The sturdy horned animals can easily carry supplies and munitions in remote areas where there are no roads, fuel is scarce, or rivers are too shallow to navigate, officers say.
"The buffalo have had excellent operational results and increased the distances we can cover," General Eduardo Dias da Costa Villas Boas, the chief of the Brazilian Army in the Amazon, said on Friday.
They weigh about 500 kg (1,100 pounds) and can carry the same amount, he added.
Brazil has some 27 military bases securing its rugged Amazon border, a dangerous frontier abutting seven nations that stretches 11,200 km (6,800 miles) -- three times the length of the U.S. border with Mexico.
The army has to contend with diamond smugglers, cocaine traffickers, clashes between loggers and Indians, and Colombian guerrillas who sometimes hide out in Brazilian territory.
Supplies arrive at the bases by plane or boat, but to reach outlying training and patrol operations, they must be moved along narrow trails through thick jungle.
Other pack animals, such as mules, were considered but they would have needed special food and been more prone to disease.

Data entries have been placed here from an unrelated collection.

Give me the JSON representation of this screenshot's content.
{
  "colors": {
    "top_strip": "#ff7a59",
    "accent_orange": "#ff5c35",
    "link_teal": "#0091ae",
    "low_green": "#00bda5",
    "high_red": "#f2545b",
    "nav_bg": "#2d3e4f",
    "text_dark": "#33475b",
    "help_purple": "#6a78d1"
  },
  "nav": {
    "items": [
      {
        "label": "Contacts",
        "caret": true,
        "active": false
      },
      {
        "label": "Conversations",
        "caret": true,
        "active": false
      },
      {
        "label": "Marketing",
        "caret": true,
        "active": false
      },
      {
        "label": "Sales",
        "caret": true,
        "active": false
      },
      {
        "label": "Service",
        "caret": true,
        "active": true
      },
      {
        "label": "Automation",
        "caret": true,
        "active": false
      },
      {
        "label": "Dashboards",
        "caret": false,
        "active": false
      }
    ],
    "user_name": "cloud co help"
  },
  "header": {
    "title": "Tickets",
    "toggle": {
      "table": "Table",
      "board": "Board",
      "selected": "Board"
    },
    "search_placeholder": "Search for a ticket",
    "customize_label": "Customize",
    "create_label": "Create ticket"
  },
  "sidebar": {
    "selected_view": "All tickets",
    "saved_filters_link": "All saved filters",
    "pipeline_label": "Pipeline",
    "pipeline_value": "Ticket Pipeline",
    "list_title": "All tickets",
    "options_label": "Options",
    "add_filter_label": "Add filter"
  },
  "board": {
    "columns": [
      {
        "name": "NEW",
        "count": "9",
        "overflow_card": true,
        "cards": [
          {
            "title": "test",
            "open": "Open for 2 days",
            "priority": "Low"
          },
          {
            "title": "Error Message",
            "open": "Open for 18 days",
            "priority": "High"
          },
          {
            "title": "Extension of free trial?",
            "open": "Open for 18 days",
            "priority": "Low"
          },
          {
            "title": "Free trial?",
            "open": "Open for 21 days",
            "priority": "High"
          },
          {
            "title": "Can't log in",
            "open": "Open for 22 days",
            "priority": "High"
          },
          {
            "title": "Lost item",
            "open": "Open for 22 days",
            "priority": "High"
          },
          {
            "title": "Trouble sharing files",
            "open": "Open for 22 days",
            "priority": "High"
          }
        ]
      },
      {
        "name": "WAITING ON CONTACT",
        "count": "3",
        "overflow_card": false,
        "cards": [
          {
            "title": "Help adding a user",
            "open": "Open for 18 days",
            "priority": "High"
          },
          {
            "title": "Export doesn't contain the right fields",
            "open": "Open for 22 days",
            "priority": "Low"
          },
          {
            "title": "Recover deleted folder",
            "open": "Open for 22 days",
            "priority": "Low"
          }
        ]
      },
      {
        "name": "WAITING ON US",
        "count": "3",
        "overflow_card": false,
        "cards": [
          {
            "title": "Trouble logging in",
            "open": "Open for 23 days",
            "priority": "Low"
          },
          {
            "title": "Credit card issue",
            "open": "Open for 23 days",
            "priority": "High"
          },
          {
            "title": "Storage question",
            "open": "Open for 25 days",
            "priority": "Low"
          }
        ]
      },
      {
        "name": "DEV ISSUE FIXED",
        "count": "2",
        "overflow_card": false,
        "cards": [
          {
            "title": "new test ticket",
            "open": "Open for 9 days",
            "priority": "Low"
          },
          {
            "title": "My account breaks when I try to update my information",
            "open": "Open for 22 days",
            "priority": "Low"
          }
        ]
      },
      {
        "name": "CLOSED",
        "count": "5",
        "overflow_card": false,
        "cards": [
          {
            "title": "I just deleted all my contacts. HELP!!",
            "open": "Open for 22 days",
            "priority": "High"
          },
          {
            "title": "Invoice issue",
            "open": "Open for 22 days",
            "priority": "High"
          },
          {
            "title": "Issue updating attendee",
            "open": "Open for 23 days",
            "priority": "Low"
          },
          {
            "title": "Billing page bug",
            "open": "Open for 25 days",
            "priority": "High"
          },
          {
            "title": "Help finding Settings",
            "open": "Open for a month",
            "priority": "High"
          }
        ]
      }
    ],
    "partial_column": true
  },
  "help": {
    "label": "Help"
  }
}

Each base along the border was sent three water buffalo last year. The program will be expanded once tests of newly designed cargo packs are completed.
The Army gets the docile and disease-resistant animals from Marajo Island, a land mass the size of Switzerland at the mouth of the Amazon River. Portuguese settlers brought them to Brazil from Asia centuries ago.
"They don't require gasoline or special food. Buffalo eat anything," Villas Boas said.